> [Exercise]
The full listing below must be printed exactly, word for word.

____ The records

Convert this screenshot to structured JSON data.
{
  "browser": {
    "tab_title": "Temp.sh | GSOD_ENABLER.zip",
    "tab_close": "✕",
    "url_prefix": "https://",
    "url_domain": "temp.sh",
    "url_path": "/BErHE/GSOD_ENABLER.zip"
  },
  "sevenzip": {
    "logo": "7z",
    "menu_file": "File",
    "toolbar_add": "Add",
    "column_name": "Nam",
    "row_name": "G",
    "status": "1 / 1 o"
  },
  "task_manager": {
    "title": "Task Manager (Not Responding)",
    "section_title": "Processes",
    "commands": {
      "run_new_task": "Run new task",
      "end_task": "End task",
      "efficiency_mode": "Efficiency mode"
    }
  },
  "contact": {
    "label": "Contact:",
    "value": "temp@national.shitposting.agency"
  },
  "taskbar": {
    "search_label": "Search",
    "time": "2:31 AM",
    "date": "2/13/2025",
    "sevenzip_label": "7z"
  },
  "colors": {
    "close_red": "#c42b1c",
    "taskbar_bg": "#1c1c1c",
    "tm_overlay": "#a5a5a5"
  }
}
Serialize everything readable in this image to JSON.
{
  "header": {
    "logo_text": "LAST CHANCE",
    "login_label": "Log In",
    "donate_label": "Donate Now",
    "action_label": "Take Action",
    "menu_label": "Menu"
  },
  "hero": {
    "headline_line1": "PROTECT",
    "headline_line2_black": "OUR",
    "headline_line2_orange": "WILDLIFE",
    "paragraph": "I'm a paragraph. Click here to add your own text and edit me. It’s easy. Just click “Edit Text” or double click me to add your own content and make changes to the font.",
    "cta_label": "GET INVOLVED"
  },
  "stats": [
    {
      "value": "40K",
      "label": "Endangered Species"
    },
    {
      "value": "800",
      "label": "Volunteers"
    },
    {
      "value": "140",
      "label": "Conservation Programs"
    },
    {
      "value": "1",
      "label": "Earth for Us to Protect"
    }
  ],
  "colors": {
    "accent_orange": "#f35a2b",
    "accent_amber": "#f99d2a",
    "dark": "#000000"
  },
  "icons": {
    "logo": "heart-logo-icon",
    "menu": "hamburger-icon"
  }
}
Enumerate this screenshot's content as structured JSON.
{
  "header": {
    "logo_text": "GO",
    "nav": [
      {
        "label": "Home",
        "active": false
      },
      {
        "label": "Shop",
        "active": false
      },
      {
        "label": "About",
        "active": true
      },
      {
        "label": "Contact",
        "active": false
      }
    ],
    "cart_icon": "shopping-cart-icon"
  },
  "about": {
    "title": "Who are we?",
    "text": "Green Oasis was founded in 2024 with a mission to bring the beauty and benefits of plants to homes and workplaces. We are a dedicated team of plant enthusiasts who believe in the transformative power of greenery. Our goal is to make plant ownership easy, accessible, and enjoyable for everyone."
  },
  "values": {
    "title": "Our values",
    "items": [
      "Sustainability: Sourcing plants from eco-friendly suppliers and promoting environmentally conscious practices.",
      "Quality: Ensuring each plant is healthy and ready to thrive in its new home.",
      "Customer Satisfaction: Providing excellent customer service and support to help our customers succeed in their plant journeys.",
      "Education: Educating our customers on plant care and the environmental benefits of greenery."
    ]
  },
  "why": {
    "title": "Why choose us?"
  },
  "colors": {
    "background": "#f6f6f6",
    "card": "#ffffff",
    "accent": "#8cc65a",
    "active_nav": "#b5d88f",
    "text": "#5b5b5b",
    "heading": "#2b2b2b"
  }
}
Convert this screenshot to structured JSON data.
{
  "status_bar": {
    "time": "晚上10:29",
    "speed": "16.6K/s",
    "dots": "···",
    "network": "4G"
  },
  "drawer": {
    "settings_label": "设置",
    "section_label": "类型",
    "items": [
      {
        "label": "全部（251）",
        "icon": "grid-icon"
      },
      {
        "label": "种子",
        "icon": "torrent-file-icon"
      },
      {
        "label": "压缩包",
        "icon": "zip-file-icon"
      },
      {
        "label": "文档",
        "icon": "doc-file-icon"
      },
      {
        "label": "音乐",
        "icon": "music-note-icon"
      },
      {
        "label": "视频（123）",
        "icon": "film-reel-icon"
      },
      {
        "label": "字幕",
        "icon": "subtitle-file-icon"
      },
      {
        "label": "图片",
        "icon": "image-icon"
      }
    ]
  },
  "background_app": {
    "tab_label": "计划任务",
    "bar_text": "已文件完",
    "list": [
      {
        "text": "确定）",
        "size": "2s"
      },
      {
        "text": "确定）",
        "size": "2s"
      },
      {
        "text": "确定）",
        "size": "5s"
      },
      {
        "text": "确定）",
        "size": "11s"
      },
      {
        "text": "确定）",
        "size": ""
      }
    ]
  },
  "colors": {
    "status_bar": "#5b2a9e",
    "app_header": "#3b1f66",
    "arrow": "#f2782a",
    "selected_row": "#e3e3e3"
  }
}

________

> [Completed exercise]
Convert this screenshot to structured JSON data.
{
  "browser": {
    "tab_title": "Temp.sh | GSOD_ENABLER.zip",
    "tab_close": "✕",
    "url_prefix": "https://",
    "url_domain": "temp.sh",
    "url_path": "/BErHE/GSOD_ENABLER.zip"
  },
  "sevenzip": {
    "logo": "7z",
    "menu_file": "File",
    "toolbar_add": "Add",
    "column_name": "Nam",
    "row_name": "G",
    "status": "1 / 1 o"
  },
  "task_manager": {
    "title": "Task Manager (Not Responding)",
    "section_title": "Processes",
    "commands": {
      "run_new_task": "Run new task",
      "end_task": "End task",
      "efficiency_mode": "Efficiency mode"
    }
  },
  "contact": {
    "label": "Contact:",
    "value": "temp@national.shitposting.agency"
  },
  "taskbar": {
    "search_label": "Search",
    "time": "2:31 AM",
    "date": "2/13/2025",
    "sevenzip_label": "7z"
  },
  "colors": {
    "close_red": "#c42b1c",
    "taskbar_bg": "#1c1c1c",
    "tm_overlay": "#a5a5a5"
  }
}
Serialize everything readable in this image to JSON.
{
  "header": {
    "logo_text": "LAST CHANCE",
    "login_label": "Log In",
    "donate_label": "Donate Now",
    "action_label": "Take Action",
    "menu_label": "Menu"
  },
  "hero": {
    "headline_line1": "PROTECT",
    "headline_line2_black": "OUR",
    "headline_line2_orange": "WILDLIFE",
    "paragraph": "I'm a paragraph. Click here to add your own text and edit me. It’s easy. Just click “Edit Text” or double click me to add your own content and make changes to the font.",
    "cta_label": "GET INVOLVED"
  },
  "stats": [
    {
      "value": "40K",
      "label": "Endangered Species"
    },
    {
      "value": "800",
      "label": "Volunteers"
    },
    {
      "value": "140",
      "label": "Conservation Programs"
    },
    {
      "value": "1",
      "label": "Earth for Us to Protect"
    }
  ],
  "colors": {
    "accent_orange": "#f35a2b",
    "accent_amber": "#f99d2a",
    "dark": "#000000"
  },
  "icons": {
    "logo": "heart-logo-icon",
    "menu": "hamburger-icon"
  }
}
Enumerate this screenshot's content as structured JSON.
{
  "header": {
    "logo_text": "GO",
    "nav": [
      {
        "label": "Home",
        "active": false
      },
      {
        "label": "Shop",
        "active": false
      },
      {
        "label": "About",
        "active": true
      },
      {
        "label": "Contact",
        "active": false
      }
    ],
    "cart_icon": "shopping-cart-icon"
  },
  "about": {
    "title": "Who are we?",
    "text": "Green Oasis was founded in 2024 with a mission to bring the beauty and benefits of plants to homes and workplaces. We are a dedicated team of plant enthusiasts who believe in the transformative power of greenery. Our goal is to make plant ownership easy, accessible, and enjoyable for everyone."
  },
  "values": {
    "title": "Our values",
    "items": [
      "Sustainability: Sourcing plants from eco-friendly suppliers and promoting environmentally conscious practices.",
      "Quality: Ensuring each plant is healthy and ready to thrive in its new home.",
      "Customer Satisfaction: Providing excellent customer service and support to help our customers succeed in their plant journeys.",
      "Education: Educating our customers on plant care and the environmental benefits of greenery."
    ]
  },
  "why": {
    "title": "Why choose us?"
  },
  "colors": {
    "background": "#f6f6f6",
    "card": "#ffffff",
    "accent": "#8cc65a",
    "active_nav": "#b5d88f",
    "text": "#5b5b5b",
    "heading": "#2b2b2b"
  }
}
Convert this screenshot to structured JSON data.
{
  "status_bar": {
    "time": "晚上10:29",
    "speed": "16.6K/s",
    "dots": "···",
    "network": "4G"
  },
  "drawer": {
    "settings_label": "设置",
    "section_label": "类型",
    "items": [
      {
        "label": "全部（251）",
        "icon": "grid-icon"
      },
      {
        "label": "种子",
        "icon": "torrent-file-icon"
      },
      {
        "label": "压缩包",
        "icon": "zip-file-icon"
      },
      {
        "label": "文档",
        "icon": "doc-file-icon"
      },
      {
        "label": "音乐",
        "icon": "music-note-icon"
      },
      {
        "label": "视频（123）",
        "icon": "film-reel-icon"
      },
      {
        "label": "字幕",
        "icon": "subtitle-file-icon"
      },
      {
        "label": "图片",
        "icon": "image-icon"
      }
    ]
  },
  "background_app": {
    "tab_label": "计划任务",
    "bar_text": "已文件完",
    "list": [
      {
        "text": "确定）",
        "size": "2s"
      },
      {
        "text": "确定）",
        "size": "2s"
      },
      {
        "text": "确定）",
        "size": "5s"
      },
      {
        "text": "确定）",
        "size": "11s"
      },
      {
        "text": "确定）",
        "size": ""
      }
    ]
  },
  "colors": {
    "status_bar": "#5b2a9e",
    "app_header": "#3b1f66",
    "arrow": "#f2782a",
    "selected_row": "#e3e3e3"
  }
}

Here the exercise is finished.